PROBLEM TO WORK ON: Below are the records. How many of their lines contain "ResellerCompanyData"? Give only the number.
* * * * * * *
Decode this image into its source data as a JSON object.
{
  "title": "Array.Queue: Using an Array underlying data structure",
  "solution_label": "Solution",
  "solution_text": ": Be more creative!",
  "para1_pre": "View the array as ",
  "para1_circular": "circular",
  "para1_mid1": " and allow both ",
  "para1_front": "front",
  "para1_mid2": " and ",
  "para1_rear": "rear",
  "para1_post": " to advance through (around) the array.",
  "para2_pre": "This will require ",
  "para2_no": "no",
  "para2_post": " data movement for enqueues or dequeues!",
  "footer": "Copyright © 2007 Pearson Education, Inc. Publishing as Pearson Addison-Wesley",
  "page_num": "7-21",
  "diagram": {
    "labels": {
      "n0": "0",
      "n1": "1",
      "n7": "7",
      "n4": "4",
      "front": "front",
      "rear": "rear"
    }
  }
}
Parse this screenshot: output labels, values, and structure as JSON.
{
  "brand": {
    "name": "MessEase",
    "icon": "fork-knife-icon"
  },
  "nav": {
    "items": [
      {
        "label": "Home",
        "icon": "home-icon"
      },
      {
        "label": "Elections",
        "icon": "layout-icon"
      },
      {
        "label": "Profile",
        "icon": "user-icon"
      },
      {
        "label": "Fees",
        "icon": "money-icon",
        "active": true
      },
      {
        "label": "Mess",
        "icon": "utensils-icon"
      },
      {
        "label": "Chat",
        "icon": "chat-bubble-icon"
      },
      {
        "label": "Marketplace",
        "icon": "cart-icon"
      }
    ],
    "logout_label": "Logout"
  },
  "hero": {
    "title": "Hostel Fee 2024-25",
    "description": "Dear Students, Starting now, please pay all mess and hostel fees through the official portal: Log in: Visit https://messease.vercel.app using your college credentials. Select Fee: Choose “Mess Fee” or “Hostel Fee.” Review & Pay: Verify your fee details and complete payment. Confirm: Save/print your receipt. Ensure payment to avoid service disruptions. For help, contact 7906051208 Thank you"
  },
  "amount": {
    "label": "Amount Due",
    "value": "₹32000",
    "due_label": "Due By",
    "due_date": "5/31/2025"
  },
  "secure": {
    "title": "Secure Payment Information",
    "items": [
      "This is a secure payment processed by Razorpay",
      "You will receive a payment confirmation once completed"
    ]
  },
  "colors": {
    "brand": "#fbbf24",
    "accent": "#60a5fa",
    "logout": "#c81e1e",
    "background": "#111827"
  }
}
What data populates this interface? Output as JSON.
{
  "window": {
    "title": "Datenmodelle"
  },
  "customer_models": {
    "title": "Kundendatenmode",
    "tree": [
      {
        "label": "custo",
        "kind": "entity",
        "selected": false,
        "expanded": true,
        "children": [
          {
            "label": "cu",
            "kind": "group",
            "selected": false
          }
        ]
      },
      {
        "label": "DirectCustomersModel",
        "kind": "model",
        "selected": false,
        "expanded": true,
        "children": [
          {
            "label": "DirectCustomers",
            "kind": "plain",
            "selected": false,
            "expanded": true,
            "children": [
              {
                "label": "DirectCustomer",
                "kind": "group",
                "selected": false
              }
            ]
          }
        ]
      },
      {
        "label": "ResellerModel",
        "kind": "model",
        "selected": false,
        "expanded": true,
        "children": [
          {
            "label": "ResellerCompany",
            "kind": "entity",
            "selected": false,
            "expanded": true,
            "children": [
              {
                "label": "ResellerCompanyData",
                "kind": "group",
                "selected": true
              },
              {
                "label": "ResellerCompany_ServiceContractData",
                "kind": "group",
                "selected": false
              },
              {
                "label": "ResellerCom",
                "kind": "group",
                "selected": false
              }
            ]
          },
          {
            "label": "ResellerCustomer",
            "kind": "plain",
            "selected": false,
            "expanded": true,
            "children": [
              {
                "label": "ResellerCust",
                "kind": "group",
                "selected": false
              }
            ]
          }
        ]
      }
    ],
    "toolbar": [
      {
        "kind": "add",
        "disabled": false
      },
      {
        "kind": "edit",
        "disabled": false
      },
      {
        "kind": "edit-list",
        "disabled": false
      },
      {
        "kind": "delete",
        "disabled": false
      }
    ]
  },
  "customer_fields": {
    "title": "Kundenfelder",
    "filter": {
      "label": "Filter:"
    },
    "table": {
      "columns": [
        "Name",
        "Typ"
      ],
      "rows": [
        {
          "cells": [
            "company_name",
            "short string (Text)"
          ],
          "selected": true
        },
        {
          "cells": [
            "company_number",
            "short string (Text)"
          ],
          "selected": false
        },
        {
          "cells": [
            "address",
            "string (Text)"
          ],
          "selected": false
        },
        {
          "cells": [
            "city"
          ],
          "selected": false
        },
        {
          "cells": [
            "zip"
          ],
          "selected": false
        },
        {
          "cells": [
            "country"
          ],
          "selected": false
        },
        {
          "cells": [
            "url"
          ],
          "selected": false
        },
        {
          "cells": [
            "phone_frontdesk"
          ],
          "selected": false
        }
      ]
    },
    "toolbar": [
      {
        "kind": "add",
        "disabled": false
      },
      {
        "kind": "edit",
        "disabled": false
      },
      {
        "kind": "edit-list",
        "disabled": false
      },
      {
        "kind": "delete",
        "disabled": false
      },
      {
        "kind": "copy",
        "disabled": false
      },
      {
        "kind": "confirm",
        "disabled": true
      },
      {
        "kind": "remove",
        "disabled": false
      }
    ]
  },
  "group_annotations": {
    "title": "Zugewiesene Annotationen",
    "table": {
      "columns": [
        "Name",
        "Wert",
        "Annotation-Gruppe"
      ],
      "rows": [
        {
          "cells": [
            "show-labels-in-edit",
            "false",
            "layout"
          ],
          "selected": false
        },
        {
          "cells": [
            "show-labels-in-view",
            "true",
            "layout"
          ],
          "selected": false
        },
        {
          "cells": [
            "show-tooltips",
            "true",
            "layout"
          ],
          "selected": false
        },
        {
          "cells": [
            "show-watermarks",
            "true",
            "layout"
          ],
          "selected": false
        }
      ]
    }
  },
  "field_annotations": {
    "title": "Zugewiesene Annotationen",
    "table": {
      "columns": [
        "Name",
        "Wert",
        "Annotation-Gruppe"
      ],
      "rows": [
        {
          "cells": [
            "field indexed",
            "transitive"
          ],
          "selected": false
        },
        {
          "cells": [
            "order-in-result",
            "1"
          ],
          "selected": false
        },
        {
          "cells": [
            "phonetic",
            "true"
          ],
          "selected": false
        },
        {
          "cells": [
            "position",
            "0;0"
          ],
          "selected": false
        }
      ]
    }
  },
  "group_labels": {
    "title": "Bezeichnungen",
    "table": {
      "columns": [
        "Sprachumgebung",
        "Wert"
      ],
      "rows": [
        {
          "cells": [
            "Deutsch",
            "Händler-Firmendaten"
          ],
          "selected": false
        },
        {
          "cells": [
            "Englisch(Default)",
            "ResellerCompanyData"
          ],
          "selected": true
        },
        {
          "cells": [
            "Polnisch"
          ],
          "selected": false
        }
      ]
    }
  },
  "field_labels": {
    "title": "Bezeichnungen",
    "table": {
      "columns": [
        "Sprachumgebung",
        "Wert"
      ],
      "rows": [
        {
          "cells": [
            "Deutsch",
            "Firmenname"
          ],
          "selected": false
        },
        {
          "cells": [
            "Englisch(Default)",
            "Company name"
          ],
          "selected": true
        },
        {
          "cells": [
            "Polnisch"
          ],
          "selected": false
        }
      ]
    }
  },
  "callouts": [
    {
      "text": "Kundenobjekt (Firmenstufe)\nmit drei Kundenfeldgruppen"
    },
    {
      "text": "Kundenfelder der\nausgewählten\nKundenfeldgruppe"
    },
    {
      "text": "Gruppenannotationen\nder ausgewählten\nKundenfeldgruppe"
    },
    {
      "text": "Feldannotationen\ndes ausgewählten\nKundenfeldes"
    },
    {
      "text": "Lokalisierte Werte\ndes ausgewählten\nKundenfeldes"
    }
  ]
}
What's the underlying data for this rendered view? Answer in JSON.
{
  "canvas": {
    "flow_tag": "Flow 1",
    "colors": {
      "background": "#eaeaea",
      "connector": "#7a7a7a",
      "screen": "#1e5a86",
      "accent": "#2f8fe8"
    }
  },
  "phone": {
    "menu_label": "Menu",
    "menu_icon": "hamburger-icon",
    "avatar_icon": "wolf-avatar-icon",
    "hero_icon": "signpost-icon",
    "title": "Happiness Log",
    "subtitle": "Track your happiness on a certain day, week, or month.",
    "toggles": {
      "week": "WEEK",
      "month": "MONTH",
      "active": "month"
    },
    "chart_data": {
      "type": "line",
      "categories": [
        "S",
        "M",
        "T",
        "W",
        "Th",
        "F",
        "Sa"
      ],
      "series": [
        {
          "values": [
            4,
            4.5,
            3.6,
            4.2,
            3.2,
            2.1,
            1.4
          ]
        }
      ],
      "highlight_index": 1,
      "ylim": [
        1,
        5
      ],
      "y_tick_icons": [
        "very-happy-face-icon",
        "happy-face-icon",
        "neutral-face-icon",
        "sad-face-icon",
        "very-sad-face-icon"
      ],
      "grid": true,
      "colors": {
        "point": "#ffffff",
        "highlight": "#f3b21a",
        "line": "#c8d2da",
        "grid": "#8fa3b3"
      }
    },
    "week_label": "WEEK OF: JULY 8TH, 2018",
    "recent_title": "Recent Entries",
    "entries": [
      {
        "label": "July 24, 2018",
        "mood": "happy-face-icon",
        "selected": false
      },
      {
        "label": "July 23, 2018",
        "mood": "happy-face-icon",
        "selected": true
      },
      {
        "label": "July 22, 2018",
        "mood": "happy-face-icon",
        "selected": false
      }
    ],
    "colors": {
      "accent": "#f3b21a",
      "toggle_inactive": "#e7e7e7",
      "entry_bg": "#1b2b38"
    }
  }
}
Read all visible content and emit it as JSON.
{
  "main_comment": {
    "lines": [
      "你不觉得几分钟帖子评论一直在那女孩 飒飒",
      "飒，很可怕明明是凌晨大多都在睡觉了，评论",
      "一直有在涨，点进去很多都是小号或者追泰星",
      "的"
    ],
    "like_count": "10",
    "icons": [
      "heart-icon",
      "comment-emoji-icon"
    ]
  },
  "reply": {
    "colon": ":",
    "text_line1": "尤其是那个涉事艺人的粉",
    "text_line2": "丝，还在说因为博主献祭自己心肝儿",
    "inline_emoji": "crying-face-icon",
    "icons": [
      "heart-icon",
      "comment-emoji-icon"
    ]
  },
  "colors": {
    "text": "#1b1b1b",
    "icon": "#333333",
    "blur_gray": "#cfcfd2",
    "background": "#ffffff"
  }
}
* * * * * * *
ANSWER BOX: 2